The government is in discussions with the drinks industry about putting warnings on alcohol and in places where it is sold.
Ministers are in talks over alcohol labelling
Public Health Minister Caroline Flint confirmed the move could cover pubs, off-licences and supermarkets.
She told the BBC Six O'Clock News the warnings, similar to those seen on cigarette packets, could be introduced within two years.
The industry said it fully supported moves to ensure people drank sensibly.
About 80% of beer packaging already carries a message asking people to drink sensibly.
But the new measures could go even further, combining information on units with a message such as "don't do drunk" and potentially warnings about health consequences.
The idea was first raised in a Public Health White Paper at the end of 2004.
Ms Flint said she believed the drinks industry was "receptive" to the move, adding: "I think it's finding the right sort of warning and obviously it's going to depend on the bottle itself and obviously, as I said, when people receive a drink in a glass you got to have it at the point of sale.
"So I think information about both unit measurements but also about a sensible drinking message is something that the industry are engaging with us and that's important."
On a recent visit to Stockton in the north east, Ms Flint said she came across a beer mat showing the number of units in different drinks.
"So it was there on the bar, people could see that as they were waiting to be served with their drink," she added.
"Nobody is saying you can't have a drink, but you know, think about how you're drinking and its consequences."
The interview comes as the BBC reveals results of a survey of 54 casualty units across the UK.
Of those, 37 said the number of alcohol-related patients they were seeing had increased in the past five years, and 25 departments said they had treated children as young as 11 and 12 for binge drinking.
British Beer and Pub Association spokesman Mark Hastings said the industry had been in talks with government for several months over the introduction of a standardised message to appear on all bottles and cans.

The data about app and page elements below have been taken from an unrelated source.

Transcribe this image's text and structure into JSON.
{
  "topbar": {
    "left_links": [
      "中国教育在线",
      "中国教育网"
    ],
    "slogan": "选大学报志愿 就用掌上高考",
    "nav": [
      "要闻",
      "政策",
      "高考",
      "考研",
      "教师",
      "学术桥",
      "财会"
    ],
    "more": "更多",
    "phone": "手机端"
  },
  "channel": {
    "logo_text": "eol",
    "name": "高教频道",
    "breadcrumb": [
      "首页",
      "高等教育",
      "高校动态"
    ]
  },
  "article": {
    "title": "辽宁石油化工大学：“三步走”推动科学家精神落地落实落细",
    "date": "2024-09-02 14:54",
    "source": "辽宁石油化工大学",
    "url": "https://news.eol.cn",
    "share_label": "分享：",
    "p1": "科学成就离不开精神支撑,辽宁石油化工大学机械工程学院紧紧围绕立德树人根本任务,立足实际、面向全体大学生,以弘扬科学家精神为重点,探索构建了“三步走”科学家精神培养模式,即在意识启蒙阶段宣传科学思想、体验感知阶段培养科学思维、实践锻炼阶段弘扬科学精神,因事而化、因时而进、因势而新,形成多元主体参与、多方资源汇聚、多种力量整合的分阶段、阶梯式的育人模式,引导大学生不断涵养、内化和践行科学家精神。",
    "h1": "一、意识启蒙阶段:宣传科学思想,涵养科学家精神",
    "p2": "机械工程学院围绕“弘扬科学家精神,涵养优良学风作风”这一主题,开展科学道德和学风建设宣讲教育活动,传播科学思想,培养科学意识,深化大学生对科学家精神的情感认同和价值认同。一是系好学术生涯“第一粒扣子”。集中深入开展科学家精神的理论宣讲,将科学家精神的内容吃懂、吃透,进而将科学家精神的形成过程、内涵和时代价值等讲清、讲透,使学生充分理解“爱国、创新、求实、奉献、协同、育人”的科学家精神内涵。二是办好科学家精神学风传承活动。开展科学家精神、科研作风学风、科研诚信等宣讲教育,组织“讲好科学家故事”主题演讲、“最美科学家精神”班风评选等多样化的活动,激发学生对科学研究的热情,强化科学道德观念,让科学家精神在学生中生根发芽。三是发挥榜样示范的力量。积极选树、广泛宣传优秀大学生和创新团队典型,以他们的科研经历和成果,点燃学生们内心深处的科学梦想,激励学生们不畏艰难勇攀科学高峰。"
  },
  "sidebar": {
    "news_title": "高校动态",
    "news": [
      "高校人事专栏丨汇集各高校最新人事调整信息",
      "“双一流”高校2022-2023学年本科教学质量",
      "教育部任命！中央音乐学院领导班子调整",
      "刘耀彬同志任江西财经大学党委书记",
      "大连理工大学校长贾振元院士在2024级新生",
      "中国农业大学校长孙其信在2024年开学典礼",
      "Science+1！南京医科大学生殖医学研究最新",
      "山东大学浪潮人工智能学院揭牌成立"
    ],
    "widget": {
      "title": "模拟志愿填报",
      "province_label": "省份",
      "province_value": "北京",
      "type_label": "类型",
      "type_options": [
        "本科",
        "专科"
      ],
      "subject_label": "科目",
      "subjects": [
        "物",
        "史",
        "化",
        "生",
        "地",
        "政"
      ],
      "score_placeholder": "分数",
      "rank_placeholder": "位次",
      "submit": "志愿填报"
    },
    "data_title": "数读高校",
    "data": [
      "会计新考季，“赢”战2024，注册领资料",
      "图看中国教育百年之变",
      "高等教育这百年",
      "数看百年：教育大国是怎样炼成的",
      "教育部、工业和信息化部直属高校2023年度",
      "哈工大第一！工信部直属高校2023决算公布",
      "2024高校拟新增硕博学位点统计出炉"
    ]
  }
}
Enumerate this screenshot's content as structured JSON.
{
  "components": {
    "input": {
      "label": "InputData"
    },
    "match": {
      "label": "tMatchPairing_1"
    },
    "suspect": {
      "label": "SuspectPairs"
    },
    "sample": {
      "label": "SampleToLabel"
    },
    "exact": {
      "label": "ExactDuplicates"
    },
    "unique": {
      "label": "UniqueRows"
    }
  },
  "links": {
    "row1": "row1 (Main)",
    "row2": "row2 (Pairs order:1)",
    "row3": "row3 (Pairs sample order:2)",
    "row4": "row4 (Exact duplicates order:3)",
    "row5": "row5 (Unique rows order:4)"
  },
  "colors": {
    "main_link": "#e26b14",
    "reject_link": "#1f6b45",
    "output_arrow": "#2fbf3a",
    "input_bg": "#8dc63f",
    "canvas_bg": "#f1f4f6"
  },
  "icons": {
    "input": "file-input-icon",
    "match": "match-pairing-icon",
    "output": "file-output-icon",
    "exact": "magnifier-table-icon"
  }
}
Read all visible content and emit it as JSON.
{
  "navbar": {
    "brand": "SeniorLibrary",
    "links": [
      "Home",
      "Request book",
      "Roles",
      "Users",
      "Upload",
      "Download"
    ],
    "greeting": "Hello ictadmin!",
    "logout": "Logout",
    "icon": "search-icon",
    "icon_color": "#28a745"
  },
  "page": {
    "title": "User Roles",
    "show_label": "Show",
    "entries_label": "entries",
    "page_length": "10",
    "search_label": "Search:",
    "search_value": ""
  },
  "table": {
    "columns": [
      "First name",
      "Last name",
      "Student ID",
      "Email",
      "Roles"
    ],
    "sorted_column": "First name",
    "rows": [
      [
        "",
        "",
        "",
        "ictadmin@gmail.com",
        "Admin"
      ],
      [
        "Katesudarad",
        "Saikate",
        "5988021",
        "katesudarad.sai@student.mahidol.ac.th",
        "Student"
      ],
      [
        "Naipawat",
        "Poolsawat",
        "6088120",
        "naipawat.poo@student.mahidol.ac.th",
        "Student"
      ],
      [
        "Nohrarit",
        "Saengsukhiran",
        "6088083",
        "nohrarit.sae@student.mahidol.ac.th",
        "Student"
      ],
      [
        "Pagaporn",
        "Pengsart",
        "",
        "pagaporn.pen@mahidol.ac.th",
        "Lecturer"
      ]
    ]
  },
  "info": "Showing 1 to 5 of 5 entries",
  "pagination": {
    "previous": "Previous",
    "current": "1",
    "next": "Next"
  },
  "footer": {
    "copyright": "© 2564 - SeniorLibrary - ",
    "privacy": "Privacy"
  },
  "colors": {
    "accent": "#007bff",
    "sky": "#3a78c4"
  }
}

"This is about standardising it across all alcoholic drinks packaging.
"We fully support anything that helps people make better, informed decisions about their drinking to ensure that they don't drink to excess."